Another change leading to new challenges is that the perception of sustainability issues has widen, says Karolina Windell.
“How far back in the supply chain should you go? When does tax planning become a sustainability issue? Should a company take responsibility for integration and diversity?”
Without a clear roadmap, it is difficult to prioritize the right things. And certainly there can be a limit, where a customer sees a swarm of small certifications on a package of coffee and thinks: “Wouldn’t it be easier if I just buy the cheapest coffee and donate ten Euros to the Red Cross instead?”
In the end, after all, it is the customer that pays for a company’s sustainability.
REFORESTATION ON ICELAND
EOCA is the nonprofit association representing European outdoor companies, with over 120 members. Every year, EOCA collects money from the members and distributes them to conservation projects through an online vote that is open to the public. One of the projects that has been voted for is the Icelandic Wildfjords, which in 2016 received 28,500 Euros. Wildfjords will restore native boreal birch forests by planting 10,000 native tree seedlings. The wetlands will also be restored and cairn restoration will create a network of walking trails.
The outdoor industry and suppliers

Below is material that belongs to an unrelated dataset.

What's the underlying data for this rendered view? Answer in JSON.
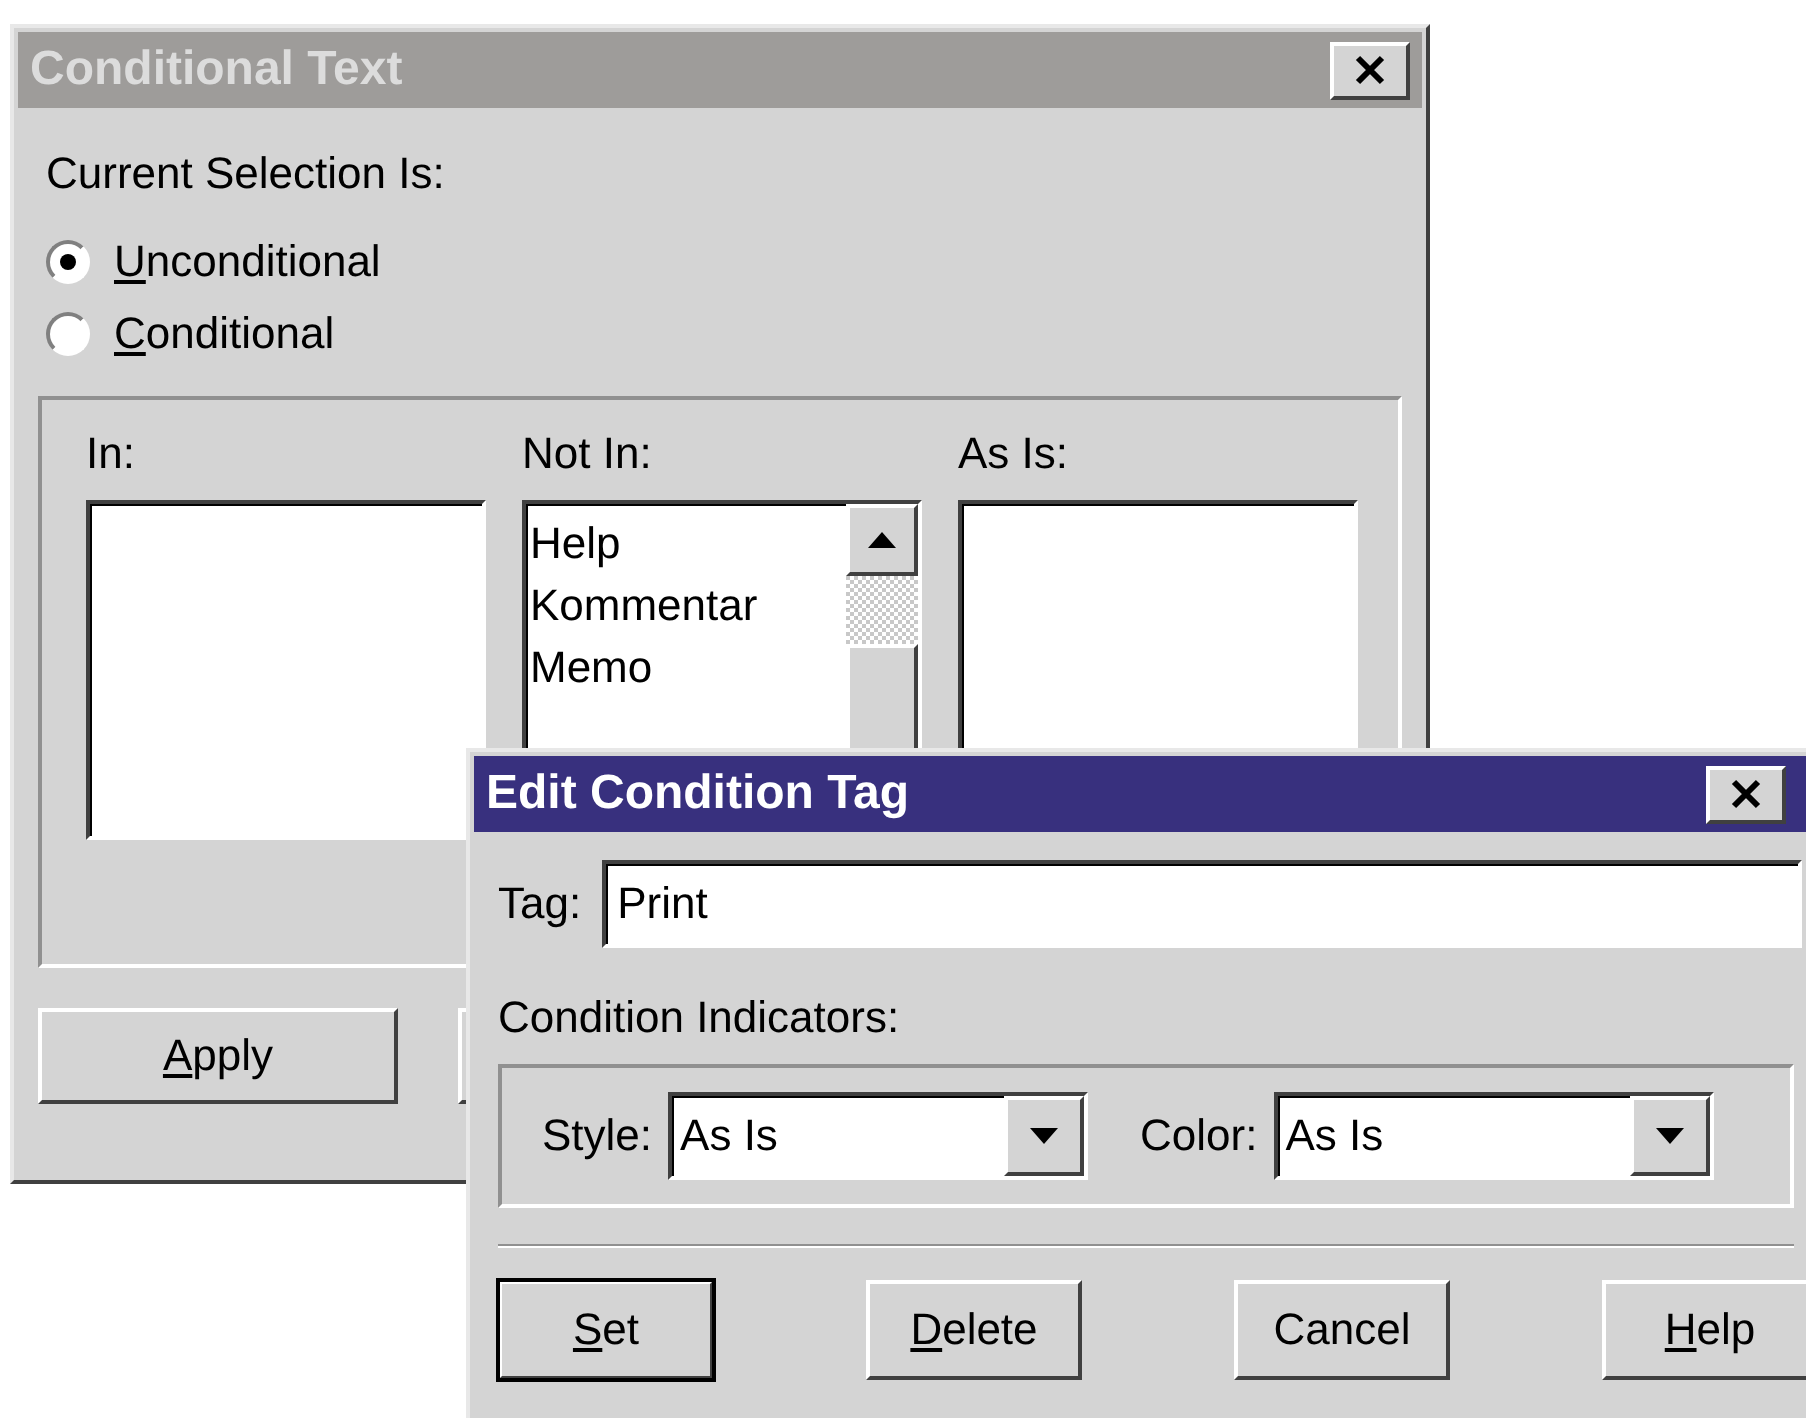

Among the companies that work systematically with sustainability there are several similarities. The UN Global Compact is a kind of foundation – and lowest level – for the work. Keen, Fjällräven, Patagonia, Haglöfs, Vaude and others specify the issues concerning working conditions, animal welfare, the use of chemicals and more in contracts with subcontractors. Independent inspections should be allowed in the workplace. Sustainability reports should be made annually.
Fenix Outdoor, which owns brands like Fjällräven, Hanwag and others, as well as the retail chains Globetrotter, Naturkompaniet and Partioaitta, is one of about 9000 companies that have signed the UN Global Compact. Aiko Bode is Chief Sustainability Officer at Fenix Outdoor and according to him, the outdoor industry has an advantage over the fashion industry, for example. The often-criticized minimum wages are much rarer and working conditions are better.

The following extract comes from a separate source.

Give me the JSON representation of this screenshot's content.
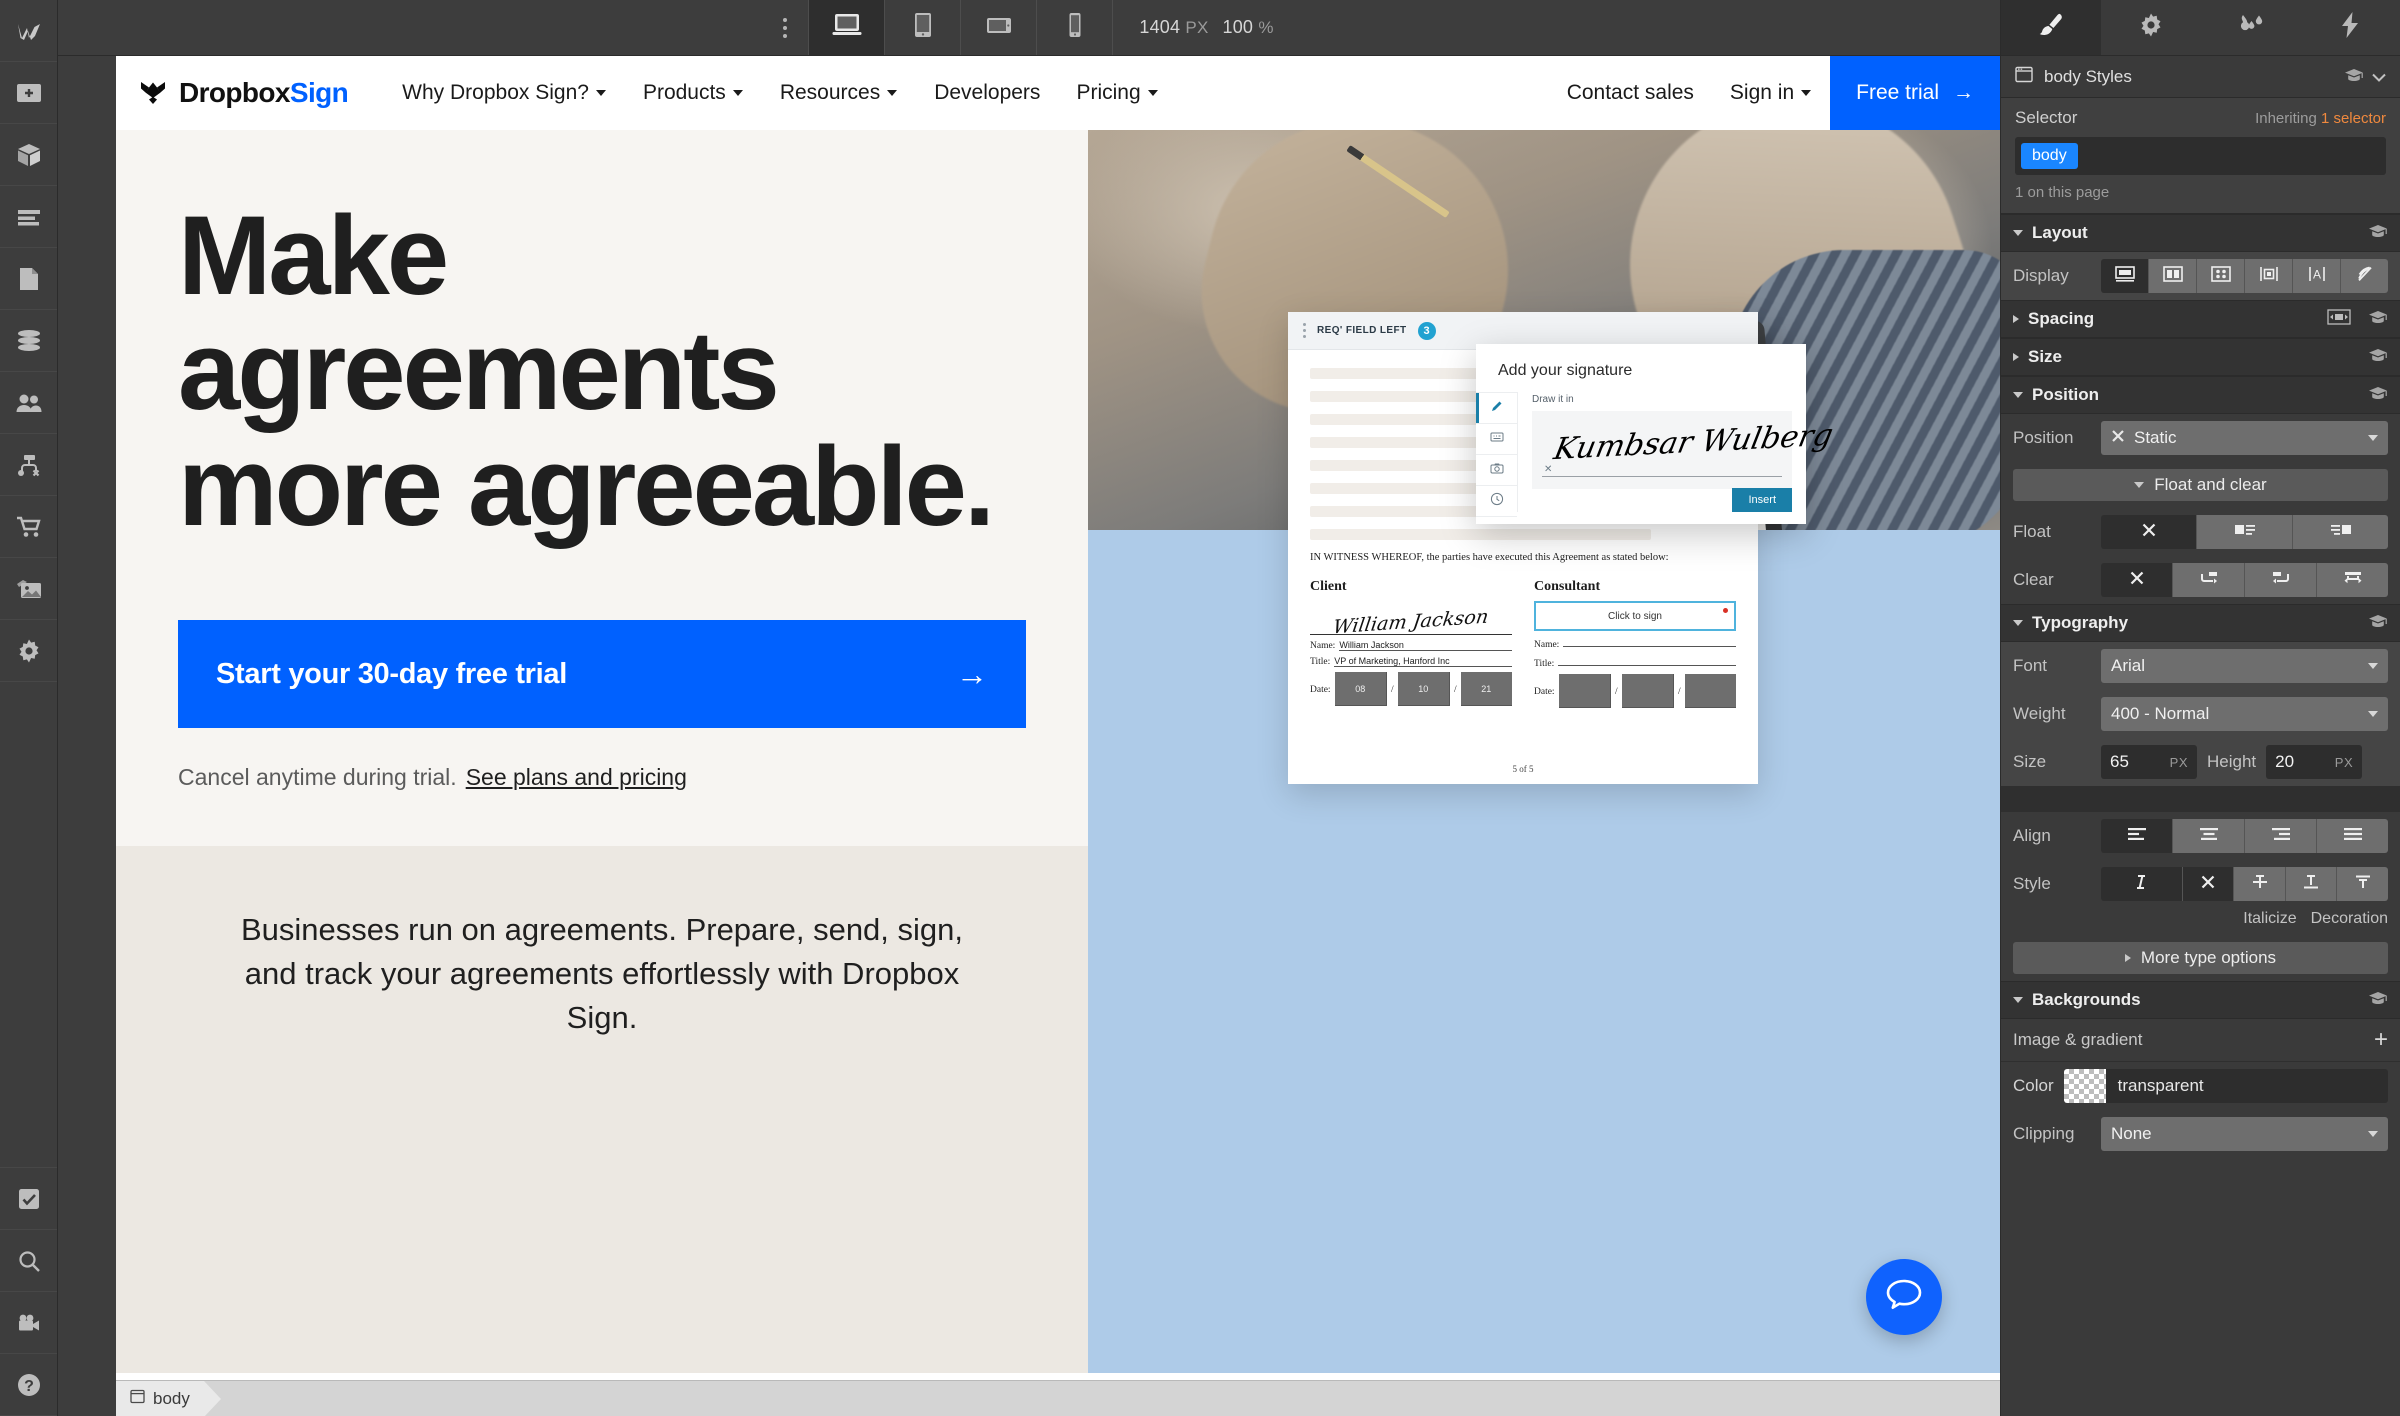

“Our products often require higher skills among those who produce them. This makes many outdoor companies seek long-term partnerships with their suppliers. It is in both our interest and in the interest of the suppliers that those doing the work stay in their jobs – and staff turnover is actually lower than in many other industries.”
The long-term cooperation also makes it easier to communicate with suppliers, says Aiko Bode.

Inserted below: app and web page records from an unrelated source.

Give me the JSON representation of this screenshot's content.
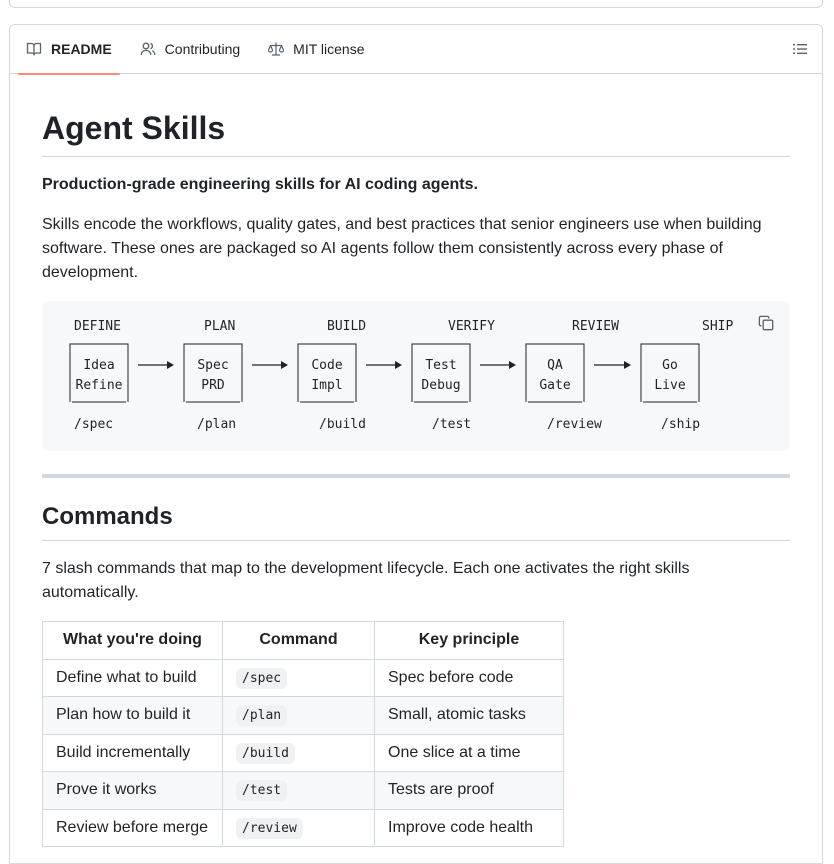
{
  "tabs": [
    {
      "label": "README",
      "icon": "book-icon",
      "active": true
    },
    {
      "label": "Contributing",
      "icon": "people-icon",
      "active": false
    },
    {
      "label": "MIT license",
      "icon": "law-icon",
      "active": false
    }
  ],
  "readme": {
    "title": "Agent Skills",
    "tagline": "Production-grade engineering skills for AI coding agents.",
    "intro": "Skills encode the workflows, quality gates, and best practices that senior engineers use when building software. These ones are packaged so AI agents follow them consistently across every phase of development.",
    "diagram": {
      "phases": [
        "DEFINE",
        "PLAN",
        "BUILD",
        "VERIFY",
        "REVIEW",
        "SHIP"
      ],
      "boxes": [
        {
          "line1": "Idea",
          "line2": "Refine"
        },
        {
          "line1": "Spec",
          "line2": "PRD"
        },
        {
          "line1": "Code",
          "line2": "Impl"
        },
        {
          "line1": "Test",
          "line2": "Debug"
        },
        {
          "line1": "QA",
          "line2": "Gate"
        },
        {
          "line1": "Go",
          "line2": "Live"
        }
      ],
      "commands": [
        "/spec",
        "/plan",
        "/build",
        "/test",
        "/review",
        "/ship"
      ]
    },
    "commands_heading": "Commands",
    "commands_intro": "7 slash commands that map to the development lifecycle. Each one activates the right skills automatically.",
    "table": {
      "headers": [
        "What you're doing",
        "Command",
        "Key principle"
      ],
      "rows": [
        [
          "Define what to build",
          "/spec",
          "Spec before code"
        ],
        [
          "Plan how to build it",
          "/plan",
          "Small, atomic tasks"
        ],
        [
          "Build incrementally",
          "/build",
          "One slice at a time"
        ],
        [
          "Prove it works",
          "/test",
          "Tests are proof"
        ],
        [
          "Review before merge",
          "/review",
          "Improve code health"
        ]
      ]
    }
  },
  "colors": {
    "active_tab_underline": "#fd8c73",
    "border": "#d1d9e0",
    "code_bg": "#f6f8fa"
  }
}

“Within Fenix Outdoor, we see them more as partners and can say: You are part of the family. It will be good for your business to work with these issues.”
“At the same time, we must be humble. Sustainability, especially the social aspect, is a young discipline.”
Nature, children and the youth
Another clear pattern in the outdoor industry is a focus on conservation, such as Keen’s garbage pick-up days. The logic is simple: without a living nature, many outdoor products lack a sensible use.
In parallel, the European Outdoor Group has identified another important area where the industry can and should take more responsibility: to attract children and young people into the outdoors. This is also a win-win scenario. The fact that today’s children and young people get so little exercise is a growing health problem in the western world. If they are motivated to get outside, they will become healthier – and become potential customers for outdoor companies.
In other words, there are many reasons for the outdoor industry to take more responsibility, reasons that may be lacking in other industries. In short: sustainability can be both profitable and good for society as a whole.